This interactive map made by the New York Times using Facebook aggregate data shows the complicated way baseball fandom exists in contemporary America. And it turns out that we really are a divided country–and, in many cases, divided cities–when it comes to what team we root for. Except in Baltimore. In Baltimore, we cheer for the Orioles.
Oh, how things have changed since I was a naive young English major ten years ago. These days, degrees are getting ever more specialized, and increasingly tied to particular, useful jobs. Case in point: Johns Hopkins, where you can now get a degree that proves that you know how to build a robot, or parse a whole bunch of confusing data.
Baltimore’s such a complicated place. That’s true for a lot of reasons, but the newly-released census data tells a more simple story. Baltimore is poor, while all its surrounding counties are rich — quite rich, in fact.
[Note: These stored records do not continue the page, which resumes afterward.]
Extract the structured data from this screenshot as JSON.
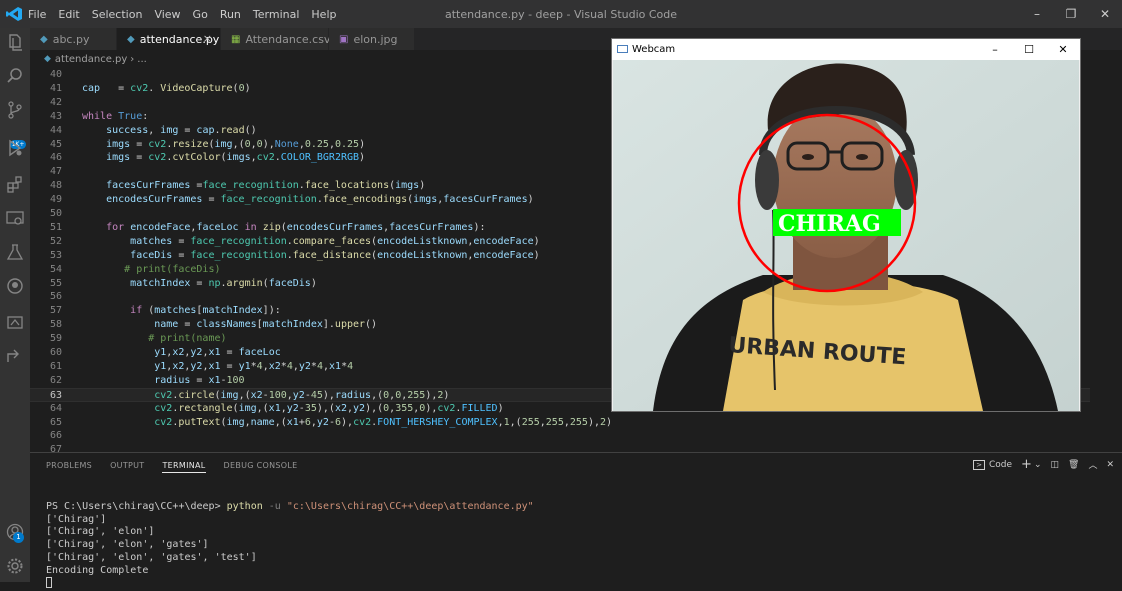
{
  "app": {
    "title": "attendance.py - deep - Visual Studio Code",
    "menu": [
      "File",
      "Edit",
      "Selection",
      "View",
      "Go",
      "Run",
      "Terminal",
      "Help"
    ],
    "window_controls": [
      "–",
      "❐",
      "✕"
    ]
  },
  "activity_bar": {
    "icons": [
      "explorer-icon",
      "search-icon",
      "source-control-icon",
      "run-debug-icon",
      "extensions-icon",
      "remote-explorer-icon",
      "testing-icon",
      "github-icon",
      "docker-icon",
      "live-share-icon",
      "account-icon",
      "settings-gear-icon"
    ],
    "badge": "1K+",
    "settings_badge": "1"
  },
  "tabs": [
    {
      "label": "abc.py",
      "icon": "python-file-icon",
      "active": false
    },
    {
      "label": "attendance.py",
      "icon": "python-file-icon",
      "active": true,
      "close": "×"
    },
    {
      "label": "Attendance.csv",
      "icon": "csv-file-icon",
      "active": false
    },
    {
      "label": "elon.jpg",
      "icon": "image-file-icon",
      "active": false
    }
  ],
  "breadcrumb": {
    "file": "attendance.py",
    "rest": "..."
  },
  "editor": {
    "current_line": 63,
    "lines": [
      {
        "n": "40",
        "tokens": []
      },
      {
        "n": "41",
        "tokens": [
          [
            "v",
            "cap"
          ],
          [
            "",
            "   = "
          ],
          [
            "cl",
            "cv2"
          ],
          [
            "",
            ". "
          ],
          [
            "f",
            "VideoCapture"
          ],
          [
            "",
            "("
          ],
          [
            "n",
            "0"
          ],
          [
            "",
            ")"
          ]
        ]
      },
      {
        "n": "42",
        "tokens": []
      },
      {
        "n": "43",
        "tokens": [
          [
            "kw",
            "while"
          ],
          [
            "",
            " "
          ],
          [
            "k",
            "True"
          ],
          [
            "",
            ":"
          ]
        ]
      },
      {
        "n": "44",
        "tokens": [
          [
            "",
            "    "
          ],
          [
            "v",
            "success"
          ],
          [
            "",
            ", "
          ],
          [
            "v",
            "img"
          ],
          [
            "",
            " = "
          ],
          [
            "v",
            "cap"
          ],
          [
            "",
            "."
          ],
          [
            "f",
            "read"
          ],
          [
            "",
            "()"
          ]
        ]
      },
      {
        "n": "45",
        "tokens": [
          [
            "",
            "    "
          ],
          [
            "v",
            "imgs"
          ],
          [
            "",
            " = "
          ],
          [
            "cl",
            "cv2"
          ],
          [
            "",
            "."
          ],
          [
            "f",
            "resize"
          ],
          [
            "",
            "("
          ],
          [
            "v",
            "img"
          ],
          [
            "",
            ",("
          ],
          [
            "n",
            "0"
          ],
          [
            "",
            ","
          ],
          [
            "n",
            "0"
          ],
          [
            "",
            "),"
          ],
          [
            "k",
            "None"
          ],
          [
            "",
            ","
          ],
          [
            "n",
            "0.25"
          ],
          [
            "",
            ","
          ],
          [
            "n",
            "0.25"
          ],
          [
            "",
            ")"
          ]
        ]
      },
      {
        "n": "46",
        "tokens": [
          [
            "",
            "    "
          ],
          [
            "v",
            "imgs"
          ],
          [
            "",
            " = "
          ],
          [
            "cl",
            "cv2"
          ],
          [
            "",
            "."
          ],
          [
            "f",
            "cvtColor"
          ],
          [
            "",
            "("
          ],
          [
            "v",
            "imgs"
          ],
          [
            "",
            ","
          ],
          [
            "cl",
            "cv2"
          ],
          [
            "",
            "."
          ],
          [
            "con",
            "COLOR_BGR2RGB"
          ],
          [
            "",
            ")"
          ]
        ]
      },
      {
        "n": "47",
        "tokens": []
      },
      {
        "n": "48",
        "tokens": [
          [
            "",
            "    "
          ],
          [
            "v",
            "facesCurFrames"
          ],
          [
            "",
            " ="
          ],
          [
            "cl",
            "face_recognition"
          ],
          [
            "",
            "."
          ],
          [
            "f",
            "face_locations"
          ],
          [
            "",
            "("
          ],
          [
            "v",
            "imgs"
          ],
          [
            "",
            ")"
          ]
        ]
      },
      {
        "n": "49",
        "tokens": [
          [
            "",
            "    "
          ],
          [
            "v",
            "encodesCurFrames"
          ],
          [
            "",
            " = "
          ],
          [
            "cl",
            "face_recognition"
          ],
          [
            "",
            "."
          ],
          [
            "f",
            "face_encodings"
          ],
          [
            "",
            "("
          ],
          [
            "v",
            "imgs"
          ],
          [
            "",
            ","
          ],
          [
            "v",
            "facesCurFrames"
          ],
          [
            "",
            ")"
          ]
        ]
      },
      {
        "n": "50",
        "tokens": []
      },
      {
        "n": "51",
        "tokens": [
          [
            "",
            "    "
          ],
          [
            "kw",
            "for"
          ],
          [
            "",
            " "
          ],
          [
            "v",
            "encodeFace"
          ],
          [
            "",
            ","
          ],
          [
            "v",
            "faceLoc"
          ],
          [
            "",
            " "
          ],
          [
            "kw",
            "in"
          ],
          [
            "",
            " "
          ],
          [
            "f",
            "zip"
          ],
          [
            "",
            "("
          ],
          [
            "v",
            "encodesCurFrames"
          ],
          [
            "",
            ","
          ],
          [
            "v",
            "facesCurFrames"
          ],
          [
            "",
            "):"
          ]
        ]
      },
      {
        "n": "52",
        "tokens": [
          [
            "",
            "        "
          ],
          [
            "v",
            "matches"
          ],
          [
            "",
            " = "
          ],
          [
            "cl",
            "face_recognition"
          ],
          [
            "",
            "."
          ],
          [
            "f",
            "compare_faces"
          ],
          [
            "",
            "("
          ],
          [
            "v",
            "encodeListknown"
          ],
          [
            "",
            ","
          ],
          [
            "v",
            "encodeFace"
          ],
          [
            "",
            ")"
          ]
        ]
      },
      {
        "n": "53",
        "tokens": [
          [
            "",
            "        "
          ],
          [
            "v",
            "faceDis"
          ],
          [
            "",
            " = "
          ],
          [
            "cl",
            "face_recognition"
          ],
          [
            "",
            "."
          ],
          [
            "f",
            "face_distance"
          ],
          [
            "",
            "("
          ],
          [
            "v",
            "encodeListknown"
          ],
          [
            "",
            ","
          ],
          [
            "v",
            "encodeFace"
          ],
          [
            "",
            ")"
          ]
        ]
      },
      {
        "n": "54",
        "tokens": [
          [
            "",
            "       "
          ],
          [
            "c",
            "# print(faceDis)"
          ]
        ]
      },
      {
        "n": "55",
        "tokens": [
          [
            "",
            "        "
          ],
          [
            "v",
            "matchIndex"
          ],
          [
            "",
            " = "
          ],
          [
            "cl",
            "np"
          ],
          [
            "",
            "."
          ],
          [
            "f",
            "argmin"
          ],
          [
            "",
            "("
          ],
          [
            "v",
            "faceDis"
          ],
          [
            "",
            ")"
          ]
        ]
      },
      {
        "n": "56",
        "tokens": []
      },
      {
        "n": "57",
        "tokens": [
          [
            "",
            "        "
          ],
          [
            "kw",
            "if"
          ],
          [
            "",
            " ("
          ],
          [
            "v",
            "matches"
          ],
          [
            "",
            "["
          ],
          [
            "v",
            "matchIndex"
          ],
          [
            "",
            "]):"
          ]
        ]
      },
      {
        "n": "58",
        "tokens": [
          [
            "",
            "            "
          ],
          [
            "v",
            "name"
          ],
          [
            "",
            " = "
          ],
          [
            "v",
            "classNames"
          ],
          [
            "",
            "["
          ],
          [
            "v",
            "matchIndex"
          ],
          [
            "",
            "]."
          ],
          [
            "f",
            "upper"
          ],
          [
            "",
            "()"
          ]
        ]
      },
      {
        "n": "59",
        "tokens": [
          [
            "",
            "           "
          ],
          [
            "c",
            "# print(name)"
          ]
        ]
      },
      {
        "n": "60",
        "tokens": [
          [
            "",
            "            "
          ],
          [
            "v",
            "y1"
          ],
          [
            "",
            ","
          ],
          [
            "v",
            "x2"
          ],
          [
            "",
            ","
          ],
          [
            "v",
            "y2"
          ],
          [
            "",
            ","
          ],
          [
            "v",
            "x1"
          ],
          [
            "",
            " = "
          ],
          [
            "v",
            "faceLoc"
          ]
        ]
      },
      {
        "n": "61",
        "tokens": [
          [
            "",
            "            "
          ],
          [
            "v",
            "y1"
          ],
          [
            "",
            ","
          ],
          [
            "v",
            "x2"
          ],
          [
            "",
            ","
          ],
          [
            "v",
            "y2"
          ],
          [
            "",
            ","
          ],
          [
            "v",
            "x1"
          ],
          [
            "",
            " = "
          ],
          [
            "v",
            "y1"
          ],
          [
            "",
            "*"
          ],
          [
            "n",
            "4"
          ],
          [
            "",
            ","
          ],
          [
            "v",
            "x2"
          ],
          [
            "",
            "*"
          ],
          [
            "n",
            "4"
          ],
          [
            "",
            ","
          ],
          [
            "v",
            "y2"
          ],
          [
            "",
            "*"
          ],
          [
            "n",
            "4"
          ],
          [
            "",
            ","
          ],
          [
            "v",
            "x1"
          ],
          [
            "",
            "*"
          ],
          [
            "n",
            "4"
          ]
        ]
      },
      {
        "n": "62",
        "tokens": [
          [
            "",
            "            "
          ],
          [
            "v",
            "radius"
          ],
          [
            "",
            " = "
          ],
          [
            "v",
            "x1"
          ],
          [
            "",
            "-"
          ],
          [
            "n",
            "100"
          ]
        ]
      },
      {
        "n": "63",
        "tokens": [
          [
            "",
            "            "
          ],
          [
            "cl",
            "cv2"
          ],
          [
            "",
            "."
          ],
          [
            "f",
            "circle"
          ],
          [
            "",
            "("
          ],
          [
            "v",
            "img"
          ],
          [
            "",
            ",("
          ],
          [
            "v",
            "x2"
          ],
          [
            "",
            "-"
          ],
          [
            "n",
            "100"
          ],
          [
            "",
            ","
          ],
          [
            "v",
            "y2"
          ],
          [
            "",
            "-"
          ],
          [
            "n",
            "45"
          ],
          [
            "",
            "),"
          ],
          [
            "v",
            "radius"
          ],
          [
            "",
            ",("
          ],
          [
            "n",
            "0"
          ],
          [
            "",
            ","
          ],
          [
            "n",
            "0"
          ],
          [
            "",
            ","
          ],
          [
            "n",
            "255"
          ],
          [
            "",
            "),"
          ],
          [
            "n",
            "2"
          ],
          [
            "",
            ")"
          ]
        ]
      },
      {
        "n": "64",
        "tokens": [
          [
            "",
            "            "
          ],
          [
            "cl",
            "cv2"
          ],
          [
            "",
            "."
          ],
          [
            "f",
            "rectangle"
          ],
          [
            "",
            "("
          ],
          [
            "v",
            "img"
          ],
          [
            "",
            ",("
          ],
          [
            "v",
            "x1"
          ],
          [
            "",
            ","
          ],
          [
            "v",
            "y2"
          ],
          [
            "",
            "-"
          ],
          [
            "n",
            "35"
          ],
          [
            "",
            "),("
          ],
          [
            "v",
            "x2"
          ],
          [
            "",
            ","
          ],
          [
            "v",
            "y2"
          ],
          [
            "",
            "),("
          ],
          [
            "n",
            "0"
          ],
          [
            "",
            ","
          ],
          [
            "n",
            "355"
          ],
          [
            "",
            ","
          ],
          [
            "n",
            "0"
          ],
          [
            "",
            "),"
          ],
          [
            "cl",
            "cv2"
          ],
          [
            "",
            "."
          ],
          [
            "con",
            "FILLED"
          ],
          [
            "",
            ")"
          ]
        ]
      },
      {
        "n": "65",
        "tokens": [
          [
            "",
            "            "
          ],
          [
            "cl",
            "cv2"
          ],
          [
            "",
            "."
          ],
          [
            "f",
            "putText"
          ],
          [
            "",
            "("
          ],
          [
            "v",
            "img"
          ],
          [
            "",
            ","
          ],
          [
            "v",
            "name"
          ],
          [
            "",
            ",("
          ],
          [
            "v",
            "x1"
          ],
          [
            "",
            "+"
          ],
          [
            "n",
            "6"
          ],
          [
            "",
            ","
          ],
          [
            "v",
            "y2"
          ],
          [
            "",
            "-"
          ],
          [
            "n",
            "6"
          ],
          [
            "",
            "),"
          ],
          [
            "cl",
            "cv2"
          ],
          [
            "",
            "."
          ],
          [
            "con",
            "FONT_HERSHEY_COMPLEX"
          ],
          [
            "",
            ","
          ],
          [
            "n",
            "1"
          ],
          [
            "",
            ",("
          ],
          [
            "n",
            "255"
          ],
          [
            "",
            ","
          ],
          [
            "n",
            "255"
          ],
          [
            "",
            ","
          ],
          [
            "n",
            "255"
          ],
          [
            "",
            "),"
          ],
          [
            "n",
            "2"
          ],
          [
            "",
            ")"
          ]
        ]
      },
      {
        "n": "66",
        "tokens": []
      },
      {
        "n": "67",
        "tokens": []
      }
    ]
  },
  "panel": {
    "tabs": [
      "PROBLEMS",
      "OUTPUT",
      "TERMINAL",
      "DEBUG CONSOLE"
    ],
    "active_tab": "TERMINAL",
    "terminal_name": "Code",
    "terminal": {
      "prompt": "PS C:\\Users\\chirag\\CC++\\deep> ",
      "command": "python",
      "flag": " -u ",
      "arg": "\"c:\\Users\\chirag\\CC++\\deep\\attendance.py\"",
      "output": [
        "['Chirag']",
        "['Chirag', 'elon']",
        "['Chirag', 'elon', 'gates']",
        "['Chirag', 'elon', 'gates', 'test']",
        "Encoding Complete"
      ]
    }
  },
  "webcam": {
    "title": "Webcam",
    "controls": [
      "–",
      "☐",
      "✕"
    ],
    "detected_name": "CHIRAG",
    "shirt_text": "URBAN ROUTE"
  },
  "colors": {
    "accent": "#007acc",
    "circle": "#ff0000",
    "label_box": "#00ff00"
  }
}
In fact, six of the ten richest counties in the country are located in Maryland and Virginia, essentially in the DC suburbs. That’s a concentration of wealth that the Atlantic calls “truly astonishing.” Meanwhile, as James Briggs writes in the Baltimore Business Journal, “Baltimore looks like an island of poverty.”
The internet is abuzz with a new study showing that women’s life expectancies, which have tended to be longer than men’s, are growing at a slower rate than men’s. In other words, while U.S. women live an average of 81 years (and men average 76), they have gained only 2.7 years in life expectancy since 1989, while men’s life expectancies have risen by 4.6 years. Scientists are calling this “a wake-up call,” and blaming a lack of adequate health care for the gap. But those are the trends for the nation as a whole; Baltimore looks significantly different. In Baltimore City, male life expectancy is a mere 67.8 years, below the world average (!) and comparable with life expectancies in countries like Indonesia and Bangladesh. Meanwhile, Baltimore women outlive men by a margin of a whopping 8.7 years.
If you’re a data nerd, you could get lost in the New York Times data maps of the 2010 census information. Sometimes a good map can reveal information more vividly and directly than a paragraph of text — take, for instance, the image showing the change in median household income over the past decade. It’s a clear picture on the block-by-block level of which neighborhoods are winning (Hampden; Charles Village), and which are collapsing (Remington, Waverly, Reservoir Hill). But that’s not the whole story.